──────── INPUT FOR THIS TASK

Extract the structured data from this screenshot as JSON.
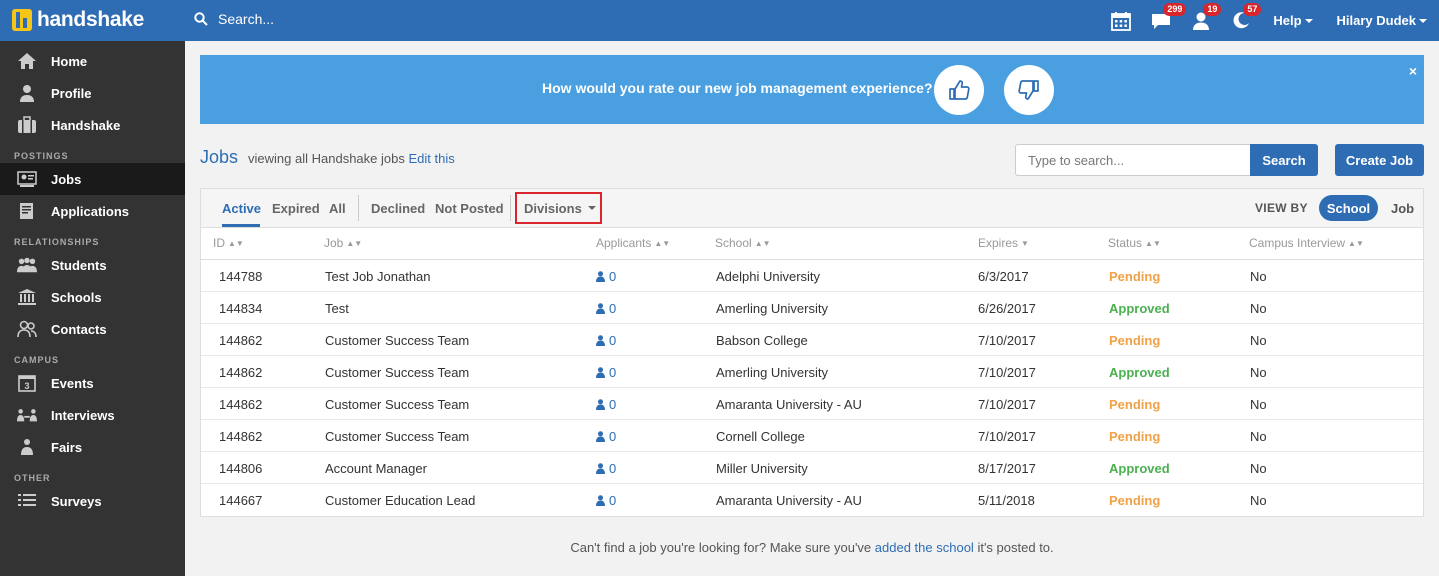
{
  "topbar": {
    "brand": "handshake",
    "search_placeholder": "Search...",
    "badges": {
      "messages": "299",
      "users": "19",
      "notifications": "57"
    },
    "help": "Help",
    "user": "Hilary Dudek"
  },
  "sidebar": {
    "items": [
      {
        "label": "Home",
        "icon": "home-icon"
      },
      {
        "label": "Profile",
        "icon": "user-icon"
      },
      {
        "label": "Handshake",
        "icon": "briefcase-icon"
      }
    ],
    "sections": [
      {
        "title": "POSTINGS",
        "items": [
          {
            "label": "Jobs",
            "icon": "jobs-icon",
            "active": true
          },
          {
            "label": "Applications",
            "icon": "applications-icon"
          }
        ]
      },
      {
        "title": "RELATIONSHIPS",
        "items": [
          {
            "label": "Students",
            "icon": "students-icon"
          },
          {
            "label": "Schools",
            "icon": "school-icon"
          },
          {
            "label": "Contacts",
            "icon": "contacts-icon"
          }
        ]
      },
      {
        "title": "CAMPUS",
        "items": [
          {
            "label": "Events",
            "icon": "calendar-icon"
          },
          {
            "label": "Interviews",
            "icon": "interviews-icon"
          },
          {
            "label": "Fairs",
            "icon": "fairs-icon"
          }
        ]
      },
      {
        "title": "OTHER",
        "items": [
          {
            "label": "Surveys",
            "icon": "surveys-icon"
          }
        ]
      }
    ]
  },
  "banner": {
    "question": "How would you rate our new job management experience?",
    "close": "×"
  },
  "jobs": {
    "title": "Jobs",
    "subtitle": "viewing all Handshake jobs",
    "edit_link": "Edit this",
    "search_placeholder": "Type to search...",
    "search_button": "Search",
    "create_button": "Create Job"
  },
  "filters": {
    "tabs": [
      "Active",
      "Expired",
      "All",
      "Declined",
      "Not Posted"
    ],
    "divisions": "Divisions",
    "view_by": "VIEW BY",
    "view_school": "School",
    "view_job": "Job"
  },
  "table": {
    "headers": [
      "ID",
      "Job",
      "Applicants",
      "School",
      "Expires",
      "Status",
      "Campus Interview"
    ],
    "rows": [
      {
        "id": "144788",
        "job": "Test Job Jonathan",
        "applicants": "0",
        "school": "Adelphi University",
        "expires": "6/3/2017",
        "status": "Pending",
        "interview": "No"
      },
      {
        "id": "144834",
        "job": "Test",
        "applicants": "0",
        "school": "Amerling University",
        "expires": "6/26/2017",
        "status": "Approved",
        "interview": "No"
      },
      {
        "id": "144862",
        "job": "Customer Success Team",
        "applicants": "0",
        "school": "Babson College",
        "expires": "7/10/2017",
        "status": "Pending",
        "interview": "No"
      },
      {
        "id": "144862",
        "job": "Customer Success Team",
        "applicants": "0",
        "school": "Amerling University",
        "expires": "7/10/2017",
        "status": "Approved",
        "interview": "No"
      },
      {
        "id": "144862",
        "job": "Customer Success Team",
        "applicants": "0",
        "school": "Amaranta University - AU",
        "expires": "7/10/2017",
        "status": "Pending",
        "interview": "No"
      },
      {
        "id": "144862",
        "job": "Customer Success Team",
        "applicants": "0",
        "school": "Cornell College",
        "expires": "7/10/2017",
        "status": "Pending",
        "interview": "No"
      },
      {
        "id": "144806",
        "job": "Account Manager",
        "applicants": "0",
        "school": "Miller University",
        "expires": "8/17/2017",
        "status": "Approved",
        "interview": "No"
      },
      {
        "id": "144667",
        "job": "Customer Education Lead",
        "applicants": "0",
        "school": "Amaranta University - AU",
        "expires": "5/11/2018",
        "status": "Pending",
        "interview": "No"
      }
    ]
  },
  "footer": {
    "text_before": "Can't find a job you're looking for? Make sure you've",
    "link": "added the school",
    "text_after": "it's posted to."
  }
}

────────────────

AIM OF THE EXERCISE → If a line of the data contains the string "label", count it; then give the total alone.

ANSWER TO THE EXERCISE → 12